All types of transactions have downsides.

Two companies coming together to form a joint venture could raise all kinds of regulatory issues. Meanwhile, with stock and asset deals, buyers potentially inherit the company’s liabilities.

“As of late, we’ve seen far more desire for stock or equity deals versus assets,” Kulik said. “If you go back 12 to 15 years, it was probably flipped. There were more asset transactions versus equity deals done. I think the reason for that is that buyers don’t want to interrupt their cash flow.”

All of these concerns point to the importance of due diligence, which has grown increasingly more difficult because of the liabilities that come with transactions.

“Over the past five years, due diligence has exponentially grown deeper and wider, relative to the buyers’ requests and relative to the sellers’ responsibility,” Kulik said. “Preparation is key.”

There are a number of other factors that could ultimately torpedo a transaction, too. This includes a misalignment of cultures between the buyer and seller, according to Kurt Baumgartel, executive vice president and chief operating officer of home health and infusion at Compassus.

“Our company, for example, does joint ventures,” Baumgartel said. “Oftentimes, we’re looking for more of that partnership approach, where we’d like to acquire talent along with provider agreements and adding to our geography. … You need to make sure that, culturally, you’re aligning with the right company.”

Nashville, Tennessee-based Compassus offers home health care services, plus infusion therapy, palliative care and hospice care. The company served 129,500 patients in 2020, operating across 30 states.

Baumgartel also pointed to the importance of the integration processes as a factor in making sure a deal succeeds.

“People always wonder, ‘What does this transaction mean for me?” he said. “‘Will my job or benefits change? What will my role be?’ You’ve got to be prepared for all of that. One of the things that I’ve found helpful with Compassus — we really focus on the psychological transitions that happen in a business merger, acquisition or joint venture.”

Sellers should also be aware of the nuances of dealmaking based on the state they’re operating in. States such as New York, California and Florida, for example, are tougher markets to complete transactions in.

“If you have a certified home health agency in the state of New York, you cannot, as of today, sell your agency,” Schabes said. “It is 100% impossible because the state of New York will not accept an application for change of ownership. The best thing you could possibly do is have your buyer manage it for you.”

In California, it takes 12 to 18 months to get approval for a home health or hospice transaction.

Depending on the size of a company, it will also be important to take on accrual-based accounting versus cash.

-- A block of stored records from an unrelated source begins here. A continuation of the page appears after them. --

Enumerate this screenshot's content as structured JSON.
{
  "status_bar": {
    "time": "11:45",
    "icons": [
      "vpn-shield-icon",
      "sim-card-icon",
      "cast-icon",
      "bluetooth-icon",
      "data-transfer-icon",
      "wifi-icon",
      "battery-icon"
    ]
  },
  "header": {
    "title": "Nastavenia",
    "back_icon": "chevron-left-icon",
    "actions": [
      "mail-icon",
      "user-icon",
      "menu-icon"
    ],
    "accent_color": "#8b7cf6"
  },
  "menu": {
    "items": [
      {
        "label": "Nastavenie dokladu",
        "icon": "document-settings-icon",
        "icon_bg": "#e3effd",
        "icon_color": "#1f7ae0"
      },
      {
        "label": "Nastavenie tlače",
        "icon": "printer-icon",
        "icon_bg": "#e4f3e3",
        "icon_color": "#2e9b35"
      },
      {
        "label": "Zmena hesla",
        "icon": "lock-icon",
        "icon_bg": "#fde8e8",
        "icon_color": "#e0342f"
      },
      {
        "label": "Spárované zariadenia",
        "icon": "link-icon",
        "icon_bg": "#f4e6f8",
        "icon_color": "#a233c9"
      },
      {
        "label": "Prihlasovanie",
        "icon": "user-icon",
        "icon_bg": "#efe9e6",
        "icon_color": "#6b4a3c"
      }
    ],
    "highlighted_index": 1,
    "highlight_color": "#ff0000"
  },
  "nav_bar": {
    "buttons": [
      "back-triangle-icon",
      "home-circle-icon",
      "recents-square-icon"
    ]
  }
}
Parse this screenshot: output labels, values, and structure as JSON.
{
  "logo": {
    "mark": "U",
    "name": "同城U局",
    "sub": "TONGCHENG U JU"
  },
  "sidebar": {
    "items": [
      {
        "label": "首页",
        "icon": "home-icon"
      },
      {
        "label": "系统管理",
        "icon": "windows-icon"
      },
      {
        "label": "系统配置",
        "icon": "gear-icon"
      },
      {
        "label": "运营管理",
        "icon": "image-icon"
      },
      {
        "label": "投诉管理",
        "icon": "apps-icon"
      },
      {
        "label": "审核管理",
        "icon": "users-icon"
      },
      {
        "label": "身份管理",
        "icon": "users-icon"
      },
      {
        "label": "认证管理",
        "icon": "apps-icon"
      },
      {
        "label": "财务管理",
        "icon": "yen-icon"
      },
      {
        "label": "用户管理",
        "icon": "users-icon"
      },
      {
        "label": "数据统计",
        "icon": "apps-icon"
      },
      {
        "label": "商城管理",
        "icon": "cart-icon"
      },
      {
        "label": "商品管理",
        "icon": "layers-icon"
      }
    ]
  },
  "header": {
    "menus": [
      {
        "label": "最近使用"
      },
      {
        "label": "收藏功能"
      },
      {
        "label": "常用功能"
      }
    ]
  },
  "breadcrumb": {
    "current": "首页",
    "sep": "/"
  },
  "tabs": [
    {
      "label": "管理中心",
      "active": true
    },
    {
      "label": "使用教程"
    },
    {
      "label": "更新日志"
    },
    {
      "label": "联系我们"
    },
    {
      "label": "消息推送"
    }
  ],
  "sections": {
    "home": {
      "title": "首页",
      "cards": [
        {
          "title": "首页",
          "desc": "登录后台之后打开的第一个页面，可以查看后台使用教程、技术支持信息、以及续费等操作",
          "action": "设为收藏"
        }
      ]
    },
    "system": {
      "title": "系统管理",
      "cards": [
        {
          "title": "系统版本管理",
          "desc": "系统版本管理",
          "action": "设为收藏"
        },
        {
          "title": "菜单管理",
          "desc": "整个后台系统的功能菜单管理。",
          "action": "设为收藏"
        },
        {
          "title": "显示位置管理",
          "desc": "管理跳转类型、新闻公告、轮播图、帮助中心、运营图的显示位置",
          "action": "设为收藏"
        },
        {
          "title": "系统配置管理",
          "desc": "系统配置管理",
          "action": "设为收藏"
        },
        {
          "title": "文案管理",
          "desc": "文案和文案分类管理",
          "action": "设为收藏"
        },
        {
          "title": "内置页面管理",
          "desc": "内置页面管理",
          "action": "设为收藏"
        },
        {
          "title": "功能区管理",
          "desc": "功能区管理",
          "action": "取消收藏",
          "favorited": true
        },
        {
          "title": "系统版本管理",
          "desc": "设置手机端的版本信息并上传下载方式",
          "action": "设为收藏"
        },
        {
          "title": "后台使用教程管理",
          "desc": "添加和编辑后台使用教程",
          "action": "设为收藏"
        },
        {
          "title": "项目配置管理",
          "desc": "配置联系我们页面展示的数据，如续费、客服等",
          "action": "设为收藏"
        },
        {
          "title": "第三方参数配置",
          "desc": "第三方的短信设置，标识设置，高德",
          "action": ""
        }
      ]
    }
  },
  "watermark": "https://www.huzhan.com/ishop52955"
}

“If you’re thinking about exiting in the next two, three or four years, talk to your accountant about getting an accrual-based set of financials,” Kulik said. “That is the tool that buyers will use to acquire your business.”

Ultimately, it’s important to keep your foot on the gas pedal during the stage when a company is either preparing to go to market or during the due diligence period.

“The last thing a buyer wants to see is a declining business during due diligence — another reason why deals fail and certainly why valuations change from what the offer was to the final purchase price,” Kulik said.